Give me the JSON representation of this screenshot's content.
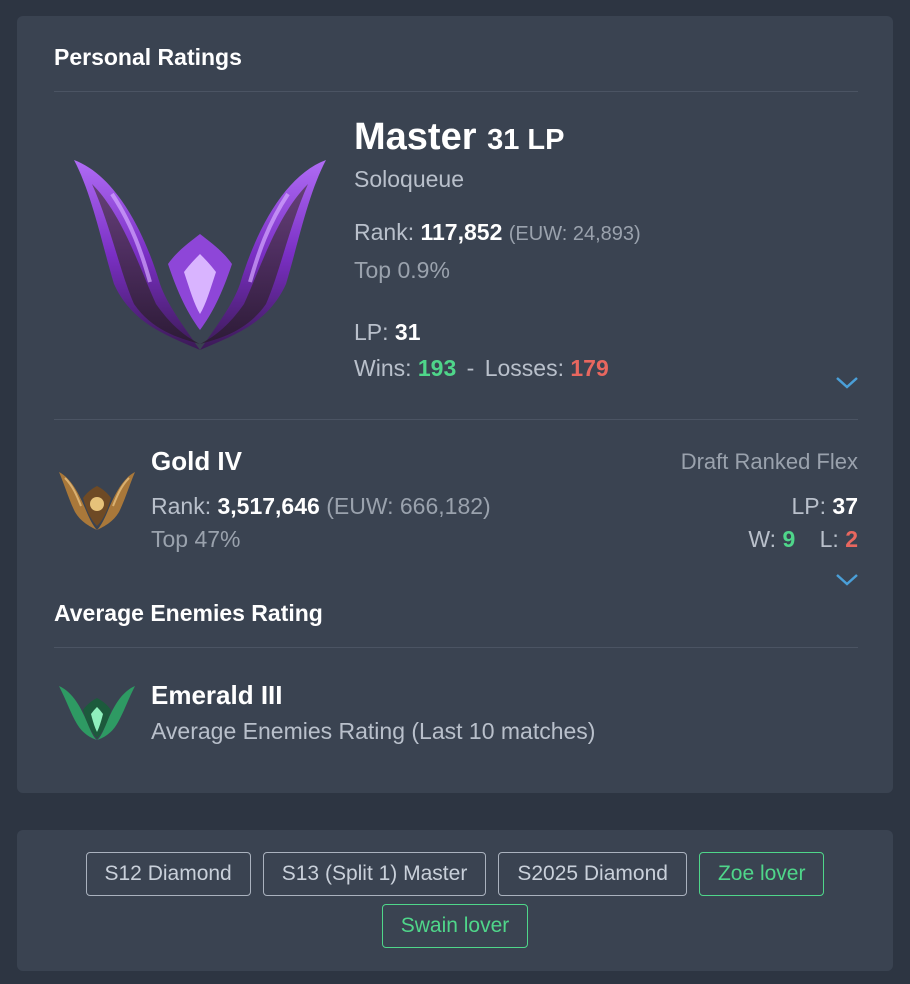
{
  "personal": {
    "title": "Personal Ratings",
    "solo": {
      "tier": "Master",
      "lp_header": "31 LP",
      "queue": "Soloqueue",
      "rank_label": "Rank:",
      "rank": "117,852",
      "region_rank": "(EUW: 24,893)",
      "top": "Top 0.9%",
      "lp_label": "LP:",
      "lp": "31",
      "wins_label": "Wins:",
      "wins": "193",
      "sep": "-",
      "losses_label": "Losses:",
      "losses": "179"
    },
    "flex": {
      "tier": "Gold IV",
      "queue": "Draft Ranked Flex",
      "rank_label": "Rank:",
      "rank": "3,517,646",
      "region_rank": "(EUW: 666,182)",
      "top": "Top 47%",
      "lp_label": "LP:",
      "lp": "37",
      "w_label": "W:",
      "w": "9",
      "l_label": "L:",
      "l": "2"
    }
  },
  "enemies": {
    "title": "Average Enemies Rating",
    "tier": "Emerald III",
    "desc": "Average Enemies Rating (Last 10 matches)"
  },
  "tags": [
    {
      "label": "S12 Diamond"
    },
    {
      "label": "S13 (Split 1) Master"
    },
    {
      "label": "S2025 Diamond"
    },
    {
      "label": "Zoe lover"
    },
    {
      "label": "Swain lover"
    }
  ],
  "colors": {
    "background": "#2d3542",
    "card": "#3a4351",
    "win": "#4fd68a",
    "loss": "#e8675f",
    "accent": "#4a9fd8",
    "master_emblem": "#9b3fe0",
    "gold_emblem": "#a9783a",
    "emerald_emblem": "#2e9a63"
  },
  "icons": {
    "master": "master-emblem-icon",
    "gold": "gold-emblem-icon",
    "emerald": "emerald-emblem-icon",
    "expand": "chevron-down-icon"
  }
}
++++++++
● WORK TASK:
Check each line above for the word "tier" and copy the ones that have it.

● ANSWER BOX:
      "tier": "Master",
      "tier": "Gold IV",
    "tier": "Emerald III",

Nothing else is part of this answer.